The European Union Association of Notified Bodies (EUANB) met in December in Spain to discuss proposed revisions to the EMC Directive. The final revised Directive is expected to be issued in the next few months.
EUANB is the Notified Body Group for the EMC Directive and is composed of members who are a Notified Body (NB) in the EEA Countries or a Conformity Assessment Body (CAB) in a country where the EU has a mutual recognition agreement in place. MET Labs is an EMC Directive NB by virtue of a US-EU mutual recognition agreement (MRA).
The Commission has sent the revised document for discussion by the Council and EU Ministers, as well as by the EU Parliament.
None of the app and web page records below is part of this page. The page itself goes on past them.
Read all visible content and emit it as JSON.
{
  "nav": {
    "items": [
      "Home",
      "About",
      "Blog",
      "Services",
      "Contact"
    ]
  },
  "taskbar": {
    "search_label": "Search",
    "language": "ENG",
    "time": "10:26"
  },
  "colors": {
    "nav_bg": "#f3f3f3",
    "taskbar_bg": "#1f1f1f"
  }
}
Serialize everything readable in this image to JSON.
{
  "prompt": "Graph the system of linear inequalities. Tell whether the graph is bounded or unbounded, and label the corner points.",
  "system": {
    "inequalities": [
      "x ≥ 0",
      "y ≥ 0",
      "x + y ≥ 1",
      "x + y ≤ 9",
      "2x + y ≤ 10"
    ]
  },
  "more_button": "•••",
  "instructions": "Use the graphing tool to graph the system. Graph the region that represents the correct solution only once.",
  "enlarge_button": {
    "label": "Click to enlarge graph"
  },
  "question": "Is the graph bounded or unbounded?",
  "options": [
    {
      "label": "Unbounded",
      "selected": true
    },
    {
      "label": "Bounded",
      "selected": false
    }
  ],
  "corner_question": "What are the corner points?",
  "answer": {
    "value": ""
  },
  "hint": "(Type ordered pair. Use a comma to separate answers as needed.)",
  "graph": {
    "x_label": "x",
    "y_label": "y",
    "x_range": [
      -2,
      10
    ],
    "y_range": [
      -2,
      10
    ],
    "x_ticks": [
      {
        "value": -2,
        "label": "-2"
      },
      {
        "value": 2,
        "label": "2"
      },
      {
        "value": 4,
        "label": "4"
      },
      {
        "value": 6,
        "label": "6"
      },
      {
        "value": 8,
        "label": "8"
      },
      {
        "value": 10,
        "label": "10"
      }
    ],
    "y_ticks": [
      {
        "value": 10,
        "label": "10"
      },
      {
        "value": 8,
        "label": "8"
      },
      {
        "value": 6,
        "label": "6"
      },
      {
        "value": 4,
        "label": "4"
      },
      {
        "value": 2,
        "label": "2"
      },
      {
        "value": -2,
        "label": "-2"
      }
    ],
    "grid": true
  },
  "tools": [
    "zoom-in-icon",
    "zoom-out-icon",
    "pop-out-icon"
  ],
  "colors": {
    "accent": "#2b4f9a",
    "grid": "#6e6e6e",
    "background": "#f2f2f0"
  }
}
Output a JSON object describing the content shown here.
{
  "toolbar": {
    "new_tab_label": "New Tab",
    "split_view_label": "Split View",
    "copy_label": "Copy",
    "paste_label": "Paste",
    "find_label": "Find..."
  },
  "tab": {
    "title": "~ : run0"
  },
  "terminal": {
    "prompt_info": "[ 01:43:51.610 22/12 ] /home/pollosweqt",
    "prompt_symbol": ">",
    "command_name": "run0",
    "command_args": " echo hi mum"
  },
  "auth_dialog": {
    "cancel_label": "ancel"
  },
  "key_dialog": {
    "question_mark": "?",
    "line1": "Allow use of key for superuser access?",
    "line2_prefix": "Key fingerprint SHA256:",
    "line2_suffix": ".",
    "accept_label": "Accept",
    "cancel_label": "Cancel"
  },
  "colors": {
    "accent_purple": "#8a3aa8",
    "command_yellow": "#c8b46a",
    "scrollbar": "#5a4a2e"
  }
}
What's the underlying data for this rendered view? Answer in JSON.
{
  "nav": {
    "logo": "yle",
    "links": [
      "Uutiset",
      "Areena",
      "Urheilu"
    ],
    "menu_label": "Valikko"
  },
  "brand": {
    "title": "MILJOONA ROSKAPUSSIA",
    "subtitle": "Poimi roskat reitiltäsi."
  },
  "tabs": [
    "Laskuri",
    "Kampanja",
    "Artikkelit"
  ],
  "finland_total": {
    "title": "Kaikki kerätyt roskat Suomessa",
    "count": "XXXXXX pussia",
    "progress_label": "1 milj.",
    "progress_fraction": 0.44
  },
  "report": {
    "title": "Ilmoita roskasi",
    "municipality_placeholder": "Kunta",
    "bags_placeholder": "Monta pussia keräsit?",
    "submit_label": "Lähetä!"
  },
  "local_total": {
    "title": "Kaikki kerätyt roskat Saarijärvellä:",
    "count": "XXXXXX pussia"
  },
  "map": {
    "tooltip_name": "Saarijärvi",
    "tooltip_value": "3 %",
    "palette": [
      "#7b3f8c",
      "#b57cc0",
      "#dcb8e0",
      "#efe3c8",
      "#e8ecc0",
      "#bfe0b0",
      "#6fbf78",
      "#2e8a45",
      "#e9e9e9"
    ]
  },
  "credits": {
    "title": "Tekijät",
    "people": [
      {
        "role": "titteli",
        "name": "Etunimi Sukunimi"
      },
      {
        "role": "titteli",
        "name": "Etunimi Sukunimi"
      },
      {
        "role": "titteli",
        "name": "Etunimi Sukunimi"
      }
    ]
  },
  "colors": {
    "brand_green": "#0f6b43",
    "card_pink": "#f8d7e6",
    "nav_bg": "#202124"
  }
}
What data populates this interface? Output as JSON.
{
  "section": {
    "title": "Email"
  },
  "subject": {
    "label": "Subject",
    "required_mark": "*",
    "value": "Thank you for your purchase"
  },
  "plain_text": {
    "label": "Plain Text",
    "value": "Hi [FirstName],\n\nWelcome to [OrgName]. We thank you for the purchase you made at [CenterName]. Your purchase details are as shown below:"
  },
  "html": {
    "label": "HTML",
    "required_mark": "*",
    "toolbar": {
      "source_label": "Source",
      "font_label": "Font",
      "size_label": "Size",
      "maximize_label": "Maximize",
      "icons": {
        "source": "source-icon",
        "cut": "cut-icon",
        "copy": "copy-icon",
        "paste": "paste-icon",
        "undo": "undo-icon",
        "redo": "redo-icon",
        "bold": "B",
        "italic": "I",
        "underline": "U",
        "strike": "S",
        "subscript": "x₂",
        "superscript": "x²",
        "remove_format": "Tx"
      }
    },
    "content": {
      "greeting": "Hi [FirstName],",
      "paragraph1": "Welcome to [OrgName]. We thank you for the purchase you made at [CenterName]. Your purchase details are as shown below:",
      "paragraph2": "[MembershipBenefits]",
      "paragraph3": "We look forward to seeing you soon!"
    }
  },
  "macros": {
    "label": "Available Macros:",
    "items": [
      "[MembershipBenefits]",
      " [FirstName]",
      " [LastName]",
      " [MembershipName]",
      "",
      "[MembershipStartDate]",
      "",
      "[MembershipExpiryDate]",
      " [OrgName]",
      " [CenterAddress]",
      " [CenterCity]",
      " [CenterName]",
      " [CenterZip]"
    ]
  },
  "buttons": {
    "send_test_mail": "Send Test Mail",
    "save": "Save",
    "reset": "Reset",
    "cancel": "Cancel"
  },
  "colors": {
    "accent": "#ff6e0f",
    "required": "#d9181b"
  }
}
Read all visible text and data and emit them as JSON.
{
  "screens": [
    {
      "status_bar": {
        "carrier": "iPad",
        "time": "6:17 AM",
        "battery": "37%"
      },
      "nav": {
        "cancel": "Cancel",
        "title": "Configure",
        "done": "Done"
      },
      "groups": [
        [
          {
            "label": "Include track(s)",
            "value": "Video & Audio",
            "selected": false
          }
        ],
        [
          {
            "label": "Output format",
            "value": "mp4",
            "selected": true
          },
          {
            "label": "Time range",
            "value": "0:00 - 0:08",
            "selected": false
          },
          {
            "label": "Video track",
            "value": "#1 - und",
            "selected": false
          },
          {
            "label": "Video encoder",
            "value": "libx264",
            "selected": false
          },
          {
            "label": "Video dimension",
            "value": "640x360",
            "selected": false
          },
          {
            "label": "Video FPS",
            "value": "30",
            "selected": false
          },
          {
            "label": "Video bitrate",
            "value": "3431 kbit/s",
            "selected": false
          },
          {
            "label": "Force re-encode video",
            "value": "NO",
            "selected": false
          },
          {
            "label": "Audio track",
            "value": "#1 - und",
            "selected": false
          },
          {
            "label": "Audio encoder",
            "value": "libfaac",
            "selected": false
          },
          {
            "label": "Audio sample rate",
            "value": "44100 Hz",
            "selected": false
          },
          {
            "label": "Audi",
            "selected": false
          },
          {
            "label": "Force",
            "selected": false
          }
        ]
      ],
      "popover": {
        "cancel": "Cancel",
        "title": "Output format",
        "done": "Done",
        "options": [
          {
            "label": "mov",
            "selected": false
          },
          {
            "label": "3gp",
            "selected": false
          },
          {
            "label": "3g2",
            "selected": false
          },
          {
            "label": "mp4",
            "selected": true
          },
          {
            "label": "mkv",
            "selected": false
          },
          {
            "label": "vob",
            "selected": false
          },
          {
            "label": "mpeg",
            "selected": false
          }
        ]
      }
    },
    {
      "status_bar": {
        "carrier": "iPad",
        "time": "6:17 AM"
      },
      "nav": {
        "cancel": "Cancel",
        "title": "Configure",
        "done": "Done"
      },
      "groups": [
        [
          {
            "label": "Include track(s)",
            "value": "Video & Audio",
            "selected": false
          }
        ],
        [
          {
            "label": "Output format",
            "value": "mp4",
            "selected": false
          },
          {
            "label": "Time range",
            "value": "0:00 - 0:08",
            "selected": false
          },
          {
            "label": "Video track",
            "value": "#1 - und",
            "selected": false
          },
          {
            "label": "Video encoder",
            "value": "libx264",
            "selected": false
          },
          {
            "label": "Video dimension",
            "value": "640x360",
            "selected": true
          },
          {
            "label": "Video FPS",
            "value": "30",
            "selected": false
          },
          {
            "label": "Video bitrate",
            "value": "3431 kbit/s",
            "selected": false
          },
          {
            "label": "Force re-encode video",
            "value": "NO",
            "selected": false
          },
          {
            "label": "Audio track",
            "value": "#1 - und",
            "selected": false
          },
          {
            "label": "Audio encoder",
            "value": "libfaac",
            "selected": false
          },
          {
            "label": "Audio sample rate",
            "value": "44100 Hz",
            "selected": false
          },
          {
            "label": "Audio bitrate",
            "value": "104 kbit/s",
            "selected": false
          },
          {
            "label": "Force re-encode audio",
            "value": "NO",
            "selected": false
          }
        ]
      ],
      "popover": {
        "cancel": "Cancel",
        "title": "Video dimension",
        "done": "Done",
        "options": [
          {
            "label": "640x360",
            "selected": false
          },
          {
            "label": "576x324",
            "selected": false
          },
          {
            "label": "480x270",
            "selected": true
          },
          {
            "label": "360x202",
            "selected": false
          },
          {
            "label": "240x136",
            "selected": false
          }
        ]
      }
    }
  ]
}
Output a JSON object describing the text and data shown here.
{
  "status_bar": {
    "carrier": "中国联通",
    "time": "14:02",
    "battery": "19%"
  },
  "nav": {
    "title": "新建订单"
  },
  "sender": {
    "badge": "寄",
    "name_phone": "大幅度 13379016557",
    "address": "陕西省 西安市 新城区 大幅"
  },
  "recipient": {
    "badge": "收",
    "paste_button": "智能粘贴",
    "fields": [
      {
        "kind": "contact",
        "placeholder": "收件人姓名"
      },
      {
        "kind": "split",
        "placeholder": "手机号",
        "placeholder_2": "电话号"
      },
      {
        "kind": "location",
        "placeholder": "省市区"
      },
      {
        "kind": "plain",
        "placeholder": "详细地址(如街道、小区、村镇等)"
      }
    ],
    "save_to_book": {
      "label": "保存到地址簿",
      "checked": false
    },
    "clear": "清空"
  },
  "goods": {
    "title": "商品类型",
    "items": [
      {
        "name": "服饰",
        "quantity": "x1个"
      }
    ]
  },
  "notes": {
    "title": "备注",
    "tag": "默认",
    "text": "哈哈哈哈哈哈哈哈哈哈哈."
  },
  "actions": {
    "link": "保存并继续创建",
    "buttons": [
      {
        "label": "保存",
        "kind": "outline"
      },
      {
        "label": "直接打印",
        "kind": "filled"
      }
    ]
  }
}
It is expected that the final revised EMC Directive will be published in the first quarter of 2013. There will then be a period during which each EU Member State will be transposing the Directive into national law. The latest available proposal contains a transition period of 2 years after the Directive has become operational.
In the revised EMC Directive, there are two modules made available to the manufacturer:
- Module A – Self certification, where the manufacturer determines compliance and issues its Declaration of Conformity (DoC)
- Modules B+C – Notified Body issues EU-Type Certificate (Module B), manufacturer then issues DoC (Module C)
A draft template for the EU‐Type Examination Certificate will be developed.
Much of the proposed changes center on a new role for Notified Bodies, as detailed following:
- The NB shall prepare an evaluation report explaining how compliance was determined.
- If documents are satisfactory, NB shall then issue an EU-Type Examination Certificate. An “opinion” is no longer being issued.
- If documents are not satisfactory, NB shall issue a letter of refusal.
- The manufacturer must choose a single NB and declare that no other NB has been used. This means that “NB Shopping” will not be allowed.
- The manufacturer specifies which parts of the Directive the NB is going to review, and the NB role is then limited to that aspect of the review.
- There is a new NB role that involves monitoring. Specifically, the NB must stay up‐to‐date with the “state of the art” and determine if the changes might impact the approved type. If so, they must contact the client manufacturer.
- The NB must inform the Notifying Authority (e.g. NIST for U.S. NBs) about issued or withdrawn certificates and periodically make available a list of the refused, suspended or otherwise restricted certificates to the Notifying Authority.
- There is a new requirement for information sharing with other NBs and with the Commission and market surveillance authorities.
- Record keeping – the NB shall keep the technical file and related documents for 10 years or until the EU‐Type Certificate is withdrawn.
The proposed date of the next meeting is Friday, May 3, 2013 in Amsterdam in conjunction with the R&TTECA meeting on May 2.
Questions about the proposed changes? Ask Pat, our regulatory compliance expert.
Credit: NIST provided much of the information provided in this post.